#### Material for this exercise:
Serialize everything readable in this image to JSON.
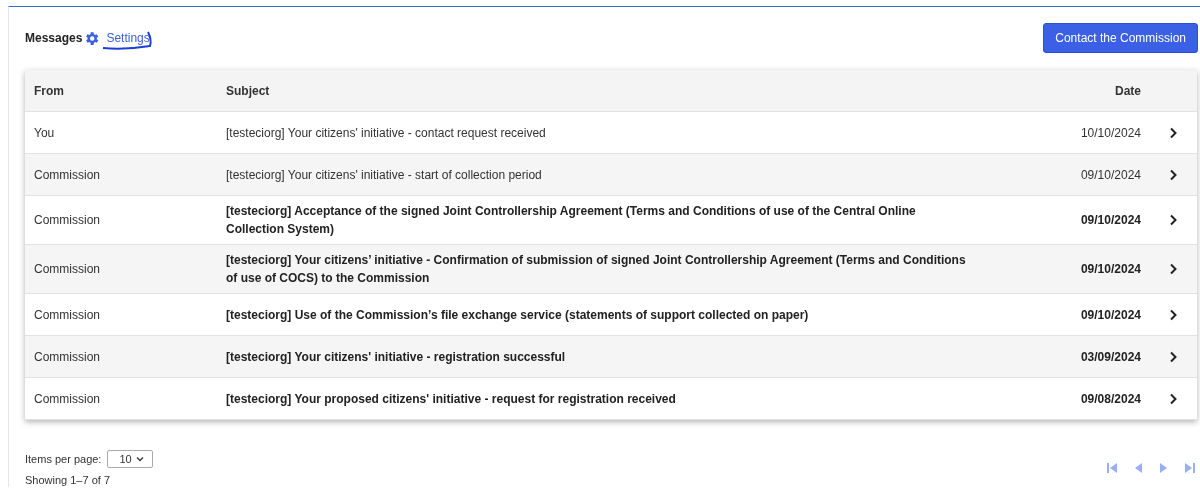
{
  "header": {
    "title": "Messages",
    "settings_link": "Settings",
    "contact_button": "Contact the Commission"
  },
  "table": {
    "columns": [
      "From",
      "Subject",
      "Date"
    ],
    "rows": [
      {
        "from": "You",
        "subject": "[testeciorg] Your citizens' initiative - contact request received",
        "date": "10/10/2024",
        "unread": false
      },
      {
        "from": "Commission",
        "subject": "[testeciorg] Your citizens' initiative - start of collection period",
        "date": "09/10/2024",
        "unread": false
      },
      {
        "from": "Commission",
        "subject": "[testeciorg] Acceptance of the signed Joint Controllership Agreement (Terms and Conditions of use of the Central Online Collection System)",
        "date": "09/10/2024",
        "unread": true
      },
      {
        "from": "Commission",
        "subject": "[testeciorg] Your citizens’ initiative - Confirmation of submission of signed Joint Controllership Agreement (Terms and Conditions of use of COCS) to the Commission",
        "date": "09/10/2024",
        "unread": true
      },
      {
        "from": "Commission",
        "subject": "[testeciorg] Use of the Commission’s file exchange service (statements of support collected on paper)",
        "date": "09/10/2024",
        "unread": true
      },
      {
        "from": "Commission",
        "subject": "[testeciorg] Your citizens' initiative - registration successful",
        "date": "03/09/2024",
        "unread": true
      },
      {
        "from": "Commission",
        "subject": "[testeciorg] Your proposed citizens' initiative - request for registration received",
        "date": "09/08/2024",
        "unread": true
      }
    ]
  },
  "pagination": {
    "items_per_page_label": "Items per page:",
    "page_size": "10",
    "range": "Showing 1–7 of 7"
  }
}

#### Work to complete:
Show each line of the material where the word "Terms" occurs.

#### Written solution:
        "subject": "[testeciorg] Acceptance of the signed Joint Controllership Agreement (Terms and Conditions of use of the Central Online Collection System)",
        "subject": "[testeciorg] Your citizens’ initiative - Confirmation of submission of signed Joint Controllership Agreement (Terms and Conditions of use of COCS) to the Commission",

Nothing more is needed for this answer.